Simmering tensions between union members and owners of a new grain terminal boiled over in Longview this week. This prompted a federal judge late Thursday to reiterate an order restricting union activity, saying there’s no defense for aggressive tactics.
The union pointed out the judge’s preliminary injunction still allows for picketing.
Police arrested 19 people, Wednesday, as they tried to block a grain shipment to EGT’s Longview terminal. Then early Thursday, police say hundreds of union members and supporters trashed a guard shack, damaged a security vehicle, and dumped grain out of boxcars.
Longview police chief Jim Duscha says a handful of on-site security guards feared for their safety.
“For some reason, for at least probably around two hours, they didn’t feel free to leave. Their windows are being broken out of their guard shack, their car has been tossed into a ditch. I don’t know if Longshoremen were just telling them they couldn’t go or what, but at some point in time, the Longshoremen – they were still there – they allowed the guards to leave,” Duscha said.
Port officials around the Northwest suspect Longshore members skipped work to join the actions in Longview — causing delays in ports such as Portland and Seattle.
The Longshore union says EGT is violating its lease with the port by hiring non-Longshore workers to run the new grain terminal. The legal question is pending in court. In the meantime, EGT has found other workers to run the terminal.
At the union hall in downtown Longview, members declined to answer questions.
Martha Gherman was doing business at a credit union next door. Her father is a retired Longshoreman. She supports the union.
“I think they got to handle it a different way, but I mean I understand their frustration,” she said.
The company in the middle of the conflict, EGT, declined to answer questions. Company spokesman Matthew Beck read a prepared statement.
“The ILWU is thumbing its nose at the laws of the United States and our legal system. Issues between EGT, the Port of Longview, and the ILWU should be resolved peacefully in a court of law,” Beck said.
The labor conflict has already sparked at least two court cases. One involves the union’s rights under the port lease.
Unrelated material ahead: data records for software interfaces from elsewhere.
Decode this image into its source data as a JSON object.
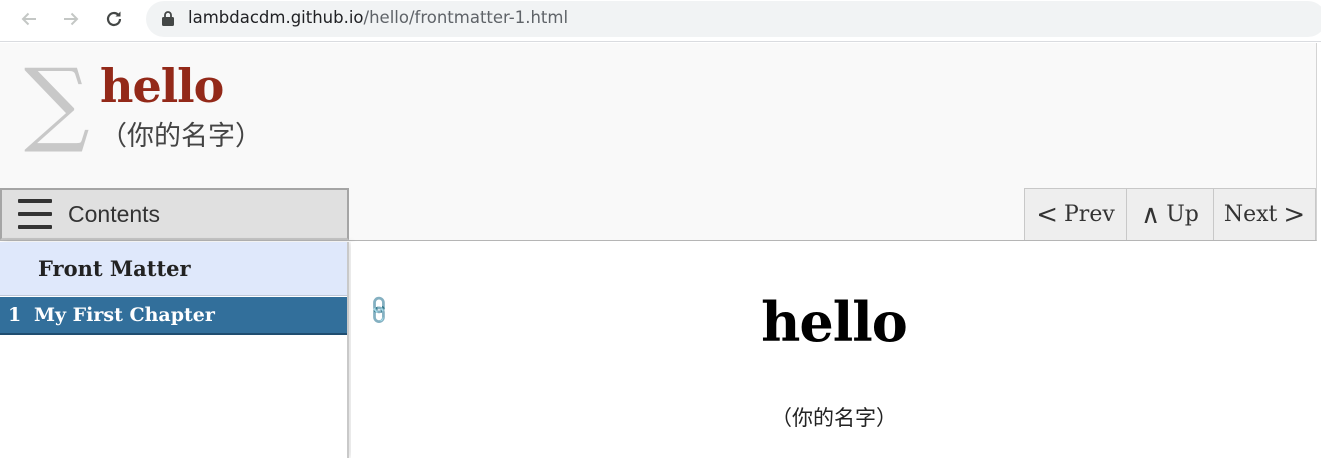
{
  "browser": {
    "url_host": "lambdacdm.github.io",
    "url_path": "/hello/frontmatter-1.html",
    "icons": [
      "back-arrow-icon",
      "forward-arrow-icon",
      "reload-icon",
      "lock-icon"
    ]
  },
  "masthead": {
    "logo_symbol": "∑",
    "title": "hello",
    "subtitle": "（你的名字）"
  },
  "toc_toggle": {
    "label": "Contents",
    "icon": "hamburger-icon"
  },
  "pager": {
    "prev_glyph": "<",
    "prev_label": "Prev",
    "up_glyph": "∧",
    "up_label": "Up",
    "next_label": "Next",
    "next_glyph": ">"
  },
  "toc": {
    "front_matter": "Front Matter",
    "chapters": [
      {
        "number": "1",
        "title": "My First Chapter"
      }
    ]
  },
  "content": {
    "heading": "hello",
    "author": "（你的名字）"
  },
  "colors": {
    "title": "#932919",
    "toc_active": "#326f9b",
    "toc_frontmatter": "#dfe8fb"
  }
}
Another resulted from union protests in July and August.
Cowlitz County sheriffs are still collecting evidence in what could lead to another case focused on what happened at the port Thursday.